I have a secret preference for the major post-Biblical holidays: Purim, Chanukah, and Tisha b’Av – these are the holidays that most touch my heart. The Biblical festivals were declared by Hashem, but the post-Biblical holiday have a special connection with us because they have human (very human) fingerprints on them.
And today is a happy day as well because in the secular Gregorian calendar, it is New Year’s Day. In my mind, this is a day for hearing Strauss-family waltzes, watching the Rose parade (how improbable at this time of year – ah Pasadena), and watching really good football games (part of a glut of games making up for all those college games we lost on Saturdays in Fall).
And 2009 brings new promise with it as well – in the United States we are about to have a new President – and we are both hopeful and anxious about what his administration will bring.
What a happy time this is – so optimistic, to celebrate one of our most fun and joyous festivals, Purim, through study-seder of Sefer Ha-Bloggadah. (As an aside, I’d like to recommend Adele Berlin’s commentary on the Book of Esther in the JPS Commentary series – it is accessible and compelling and a nice scholarly take on the book of Esther, in which she convincingly argues for a comedic reading of Esther.)
This portion of the Sefer ha-Aggada deals with particularly nasty slander by Haman against the Jews to Ahasuerus. He takes particular delight in denouncing the Jewish festivals. But there is a response:
"Beside, 'their laws are diverse from those of every people' [Esther 3:8]--they do not eat with us, drink with us, or intermarry with us. 'Neither keep they the king's laws' [ibid.]--they spend the entire year dawdling and lolling about. They say, 'It is the Sabbath, it is a festival,' and thus get out of doing the king's work." Haman then proceeded to reckon the Jewish festivals: the Feast of Unleavened Bread, Feast of Weeks, Feast of Tabernacles, New Year's Day, and the Fast of Atonement. At that, the Holy One said to Haman, "Villain, you would cast an evil eye on their festivals?

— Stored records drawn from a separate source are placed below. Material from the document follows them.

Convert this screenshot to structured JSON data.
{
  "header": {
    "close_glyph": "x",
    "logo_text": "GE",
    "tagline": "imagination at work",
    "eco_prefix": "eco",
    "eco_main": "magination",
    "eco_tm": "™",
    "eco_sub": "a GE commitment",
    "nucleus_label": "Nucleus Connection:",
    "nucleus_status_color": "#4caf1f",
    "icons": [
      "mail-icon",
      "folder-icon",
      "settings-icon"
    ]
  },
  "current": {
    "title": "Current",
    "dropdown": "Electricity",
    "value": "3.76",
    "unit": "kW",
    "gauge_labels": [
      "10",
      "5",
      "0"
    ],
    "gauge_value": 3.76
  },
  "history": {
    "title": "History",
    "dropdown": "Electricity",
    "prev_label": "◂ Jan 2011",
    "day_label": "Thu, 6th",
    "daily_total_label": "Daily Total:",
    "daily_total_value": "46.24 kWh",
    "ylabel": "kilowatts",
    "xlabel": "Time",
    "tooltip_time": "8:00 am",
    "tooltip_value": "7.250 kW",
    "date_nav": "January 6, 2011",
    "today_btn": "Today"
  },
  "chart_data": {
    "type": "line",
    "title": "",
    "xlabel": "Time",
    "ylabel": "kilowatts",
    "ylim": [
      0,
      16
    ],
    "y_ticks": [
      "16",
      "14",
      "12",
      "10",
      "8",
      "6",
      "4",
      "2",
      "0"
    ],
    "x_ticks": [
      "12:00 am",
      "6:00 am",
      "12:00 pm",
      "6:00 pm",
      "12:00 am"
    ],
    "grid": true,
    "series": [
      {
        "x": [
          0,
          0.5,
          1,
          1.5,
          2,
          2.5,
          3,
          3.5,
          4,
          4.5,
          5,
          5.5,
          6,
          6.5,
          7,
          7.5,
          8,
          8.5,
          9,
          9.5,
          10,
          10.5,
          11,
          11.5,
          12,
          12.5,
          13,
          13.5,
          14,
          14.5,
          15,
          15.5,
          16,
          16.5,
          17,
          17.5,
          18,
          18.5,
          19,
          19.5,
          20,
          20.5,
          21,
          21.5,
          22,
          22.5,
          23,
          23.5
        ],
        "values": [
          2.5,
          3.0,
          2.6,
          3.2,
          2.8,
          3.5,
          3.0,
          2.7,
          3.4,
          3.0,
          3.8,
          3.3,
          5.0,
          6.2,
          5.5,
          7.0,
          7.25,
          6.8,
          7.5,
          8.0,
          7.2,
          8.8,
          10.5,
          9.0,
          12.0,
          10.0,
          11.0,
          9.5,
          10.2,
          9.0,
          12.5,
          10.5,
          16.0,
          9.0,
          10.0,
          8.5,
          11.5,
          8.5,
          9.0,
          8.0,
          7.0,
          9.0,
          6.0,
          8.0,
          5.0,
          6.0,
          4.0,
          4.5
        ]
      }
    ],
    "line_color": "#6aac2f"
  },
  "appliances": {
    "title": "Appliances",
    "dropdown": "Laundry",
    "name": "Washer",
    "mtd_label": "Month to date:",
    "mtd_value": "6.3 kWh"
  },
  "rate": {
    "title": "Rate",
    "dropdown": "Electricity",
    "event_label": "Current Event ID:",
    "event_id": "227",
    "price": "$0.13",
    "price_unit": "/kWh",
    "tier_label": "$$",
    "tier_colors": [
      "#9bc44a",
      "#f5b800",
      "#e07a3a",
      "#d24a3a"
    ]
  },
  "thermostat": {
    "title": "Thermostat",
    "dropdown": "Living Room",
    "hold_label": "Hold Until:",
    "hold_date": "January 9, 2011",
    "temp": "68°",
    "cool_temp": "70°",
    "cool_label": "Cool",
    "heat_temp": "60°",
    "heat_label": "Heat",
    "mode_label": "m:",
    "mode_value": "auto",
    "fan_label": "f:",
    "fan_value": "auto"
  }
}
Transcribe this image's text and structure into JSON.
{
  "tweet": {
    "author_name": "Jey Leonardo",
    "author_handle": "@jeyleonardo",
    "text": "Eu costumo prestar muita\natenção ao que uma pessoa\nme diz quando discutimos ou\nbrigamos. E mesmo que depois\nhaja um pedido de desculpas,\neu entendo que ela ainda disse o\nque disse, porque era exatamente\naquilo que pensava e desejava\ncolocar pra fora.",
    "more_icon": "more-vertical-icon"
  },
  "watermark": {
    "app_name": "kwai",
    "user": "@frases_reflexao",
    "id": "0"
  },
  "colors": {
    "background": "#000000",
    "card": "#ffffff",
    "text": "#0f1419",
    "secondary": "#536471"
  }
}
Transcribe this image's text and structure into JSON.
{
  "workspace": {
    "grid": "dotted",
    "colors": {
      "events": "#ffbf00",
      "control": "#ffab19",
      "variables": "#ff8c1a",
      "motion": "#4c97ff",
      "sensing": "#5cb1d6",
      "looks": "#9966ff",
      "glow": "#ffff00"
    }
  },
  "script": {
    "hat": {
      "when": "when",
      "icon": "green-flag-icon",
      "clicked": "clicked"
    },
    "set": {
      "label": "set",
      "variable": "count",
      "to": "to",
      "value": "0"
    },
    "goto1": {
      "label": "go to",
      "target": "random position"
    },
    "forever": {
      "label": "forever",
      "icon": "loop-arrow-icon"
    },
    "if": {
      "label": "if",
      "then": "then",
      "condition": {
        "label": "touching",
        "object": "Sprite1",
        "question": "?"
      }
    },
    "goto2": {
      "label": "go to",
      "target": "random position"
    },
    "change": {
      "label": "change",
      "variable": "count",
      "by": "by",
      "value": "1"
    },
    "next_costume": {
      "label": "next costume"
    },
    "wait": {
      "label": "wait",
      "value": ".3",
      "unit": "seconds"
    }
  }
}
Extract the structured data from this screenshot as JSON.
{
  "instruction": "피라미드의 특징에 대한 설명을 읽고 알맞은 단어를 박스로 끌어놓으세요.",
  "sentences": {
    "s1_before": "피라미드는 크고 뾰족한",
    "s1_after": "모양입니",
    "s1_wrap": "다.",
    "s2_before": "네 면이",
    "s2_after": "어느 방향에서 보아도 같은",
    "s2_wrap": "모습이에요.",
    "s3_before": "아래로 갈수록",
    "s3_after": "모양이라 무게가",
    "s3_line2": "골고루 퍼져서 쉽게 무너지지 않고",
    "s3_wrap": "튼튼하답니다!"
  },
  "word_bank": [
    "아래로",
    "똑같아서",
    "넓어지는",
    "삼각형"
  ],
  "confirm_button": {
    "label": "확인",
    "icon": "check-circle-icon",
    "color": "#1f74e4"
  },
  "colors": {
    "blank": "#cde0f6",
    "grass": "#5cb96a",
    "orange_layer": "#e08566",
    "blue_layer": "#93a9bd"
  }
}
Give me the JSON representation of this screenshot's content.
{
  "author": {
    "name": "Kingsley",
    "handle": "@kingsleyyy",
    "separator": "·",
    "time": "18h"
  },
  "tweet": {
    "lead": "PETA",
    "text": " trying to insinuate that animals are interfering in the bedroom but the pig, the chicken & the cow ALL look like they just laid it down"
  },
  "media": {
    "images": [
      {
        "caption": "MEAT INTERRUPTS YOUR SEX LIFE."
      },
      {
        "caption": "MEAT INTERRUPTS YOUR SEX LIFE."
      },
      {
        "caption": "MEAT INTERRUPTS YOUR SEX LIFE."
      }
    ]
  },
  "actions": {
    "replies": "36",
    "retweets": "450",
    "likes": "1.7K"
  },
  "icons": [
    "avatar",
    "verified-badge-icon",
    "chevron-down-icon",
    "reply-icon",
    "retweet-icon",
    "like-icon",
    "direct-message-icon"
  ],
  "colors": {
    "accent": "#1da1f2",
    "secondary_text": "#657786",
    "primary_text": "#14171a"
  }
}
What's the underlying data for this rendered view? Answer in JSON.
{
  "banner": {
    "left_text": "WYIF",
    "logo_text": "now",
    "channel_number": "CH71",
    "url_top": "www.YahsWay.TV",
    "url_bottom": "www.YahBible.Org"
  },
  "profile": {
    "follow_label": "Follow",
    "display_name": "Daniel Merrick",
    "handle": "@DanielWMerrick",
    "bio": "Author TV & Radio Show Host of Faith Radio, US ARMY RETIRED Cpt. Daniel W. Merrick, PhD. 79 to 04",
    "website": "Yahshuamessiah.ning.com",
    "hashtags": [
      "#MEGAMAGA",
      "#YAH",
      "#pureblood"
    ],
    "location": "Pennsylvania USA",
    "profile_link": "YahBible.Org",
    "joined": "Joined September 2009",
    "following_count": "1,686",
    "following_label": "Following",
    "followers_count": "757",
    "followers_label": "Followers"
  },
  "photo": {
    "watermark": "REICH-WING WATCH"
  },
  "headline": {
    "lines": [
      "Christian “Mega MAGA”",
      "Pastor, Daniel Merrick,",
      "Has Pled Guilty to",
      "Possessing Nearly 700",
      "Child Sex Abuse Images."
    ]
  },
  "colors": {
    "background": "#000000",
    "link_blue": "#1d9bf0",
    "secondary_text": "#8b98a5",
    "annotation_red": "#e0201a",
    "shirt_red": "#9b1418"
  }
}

I will cause you to fall down before them, and to celebrate your downfall they will add still another festival."
Let us remember, when we are in the darkness, that darkness is the seed of sunrise, and that through the wisdom of the Aibishter (the One above), our darkest moments lead to our happiest festivals.